"We know from the Florida Forest Service that ash and smoke can extend from 27 to 30 miles, so half a mile is really unrealistic in terms of who is impacted by burning," Samples said.

Some Glades area residents have reported concerns over health impacts from the burns.

"Children are having to use their inhalers more often before they go out when the burns are occurring," Samples described.

Concerns over health impacts have also led to lawsuits.

However, SB 88 received nearly unanimous support in the state legislature and bipartisan support.

It also gained the support of people who live in the Glades area. In a letter signed by three mayors of Glades communities, the mayors said in part, "Outside groups claim to know what's best for us and are instead threatening once again to disrupt our way of life as we know it."

Belle Glade Mayor Steve Wilson, Pahokee Mayor Keith Babb and South Bay Mayor Joe Kyles said in that letter that the agriculture industry is the lifeblood of their economy, and they support protections that prevent nuisance lawsuits that threaten the sustainability and longevity of farming operations.

Former Hendry County Commissioner and president of Glades Lives Matter, Janet Taylor, also issued a statement saying, "We support the original bill and do not wish to see it repealed. No one consulted anyone from our communities before filing legislation to repeal this good bill."

The Florida Ag Coalition, Florida Forestry Service, AIF, United Dairy Farmers and the Florida Farm Bureau are among other supporters of the original bill.
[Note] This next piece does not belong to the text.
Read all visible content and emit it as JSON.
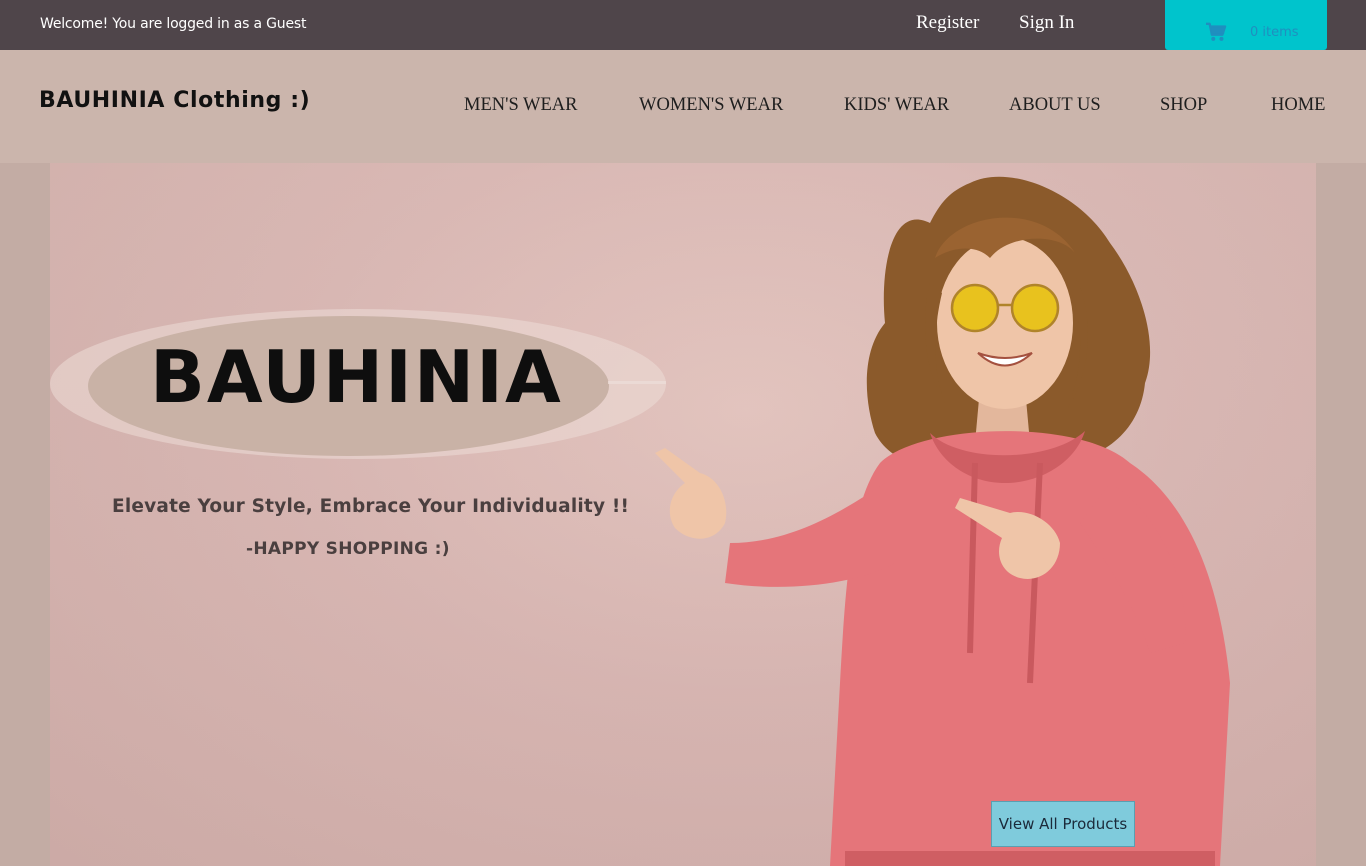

Samples said she anticipates an uphill battle but anticipates gaining additional support.

"We just think that residents who are downwind of agricultural burning, whether its sugarcane burning or something else, should have the right to go to a court and the court can decide whether they have been harmed," Samples said. "Don't preclude their legal rights. Don't strip their legal rights."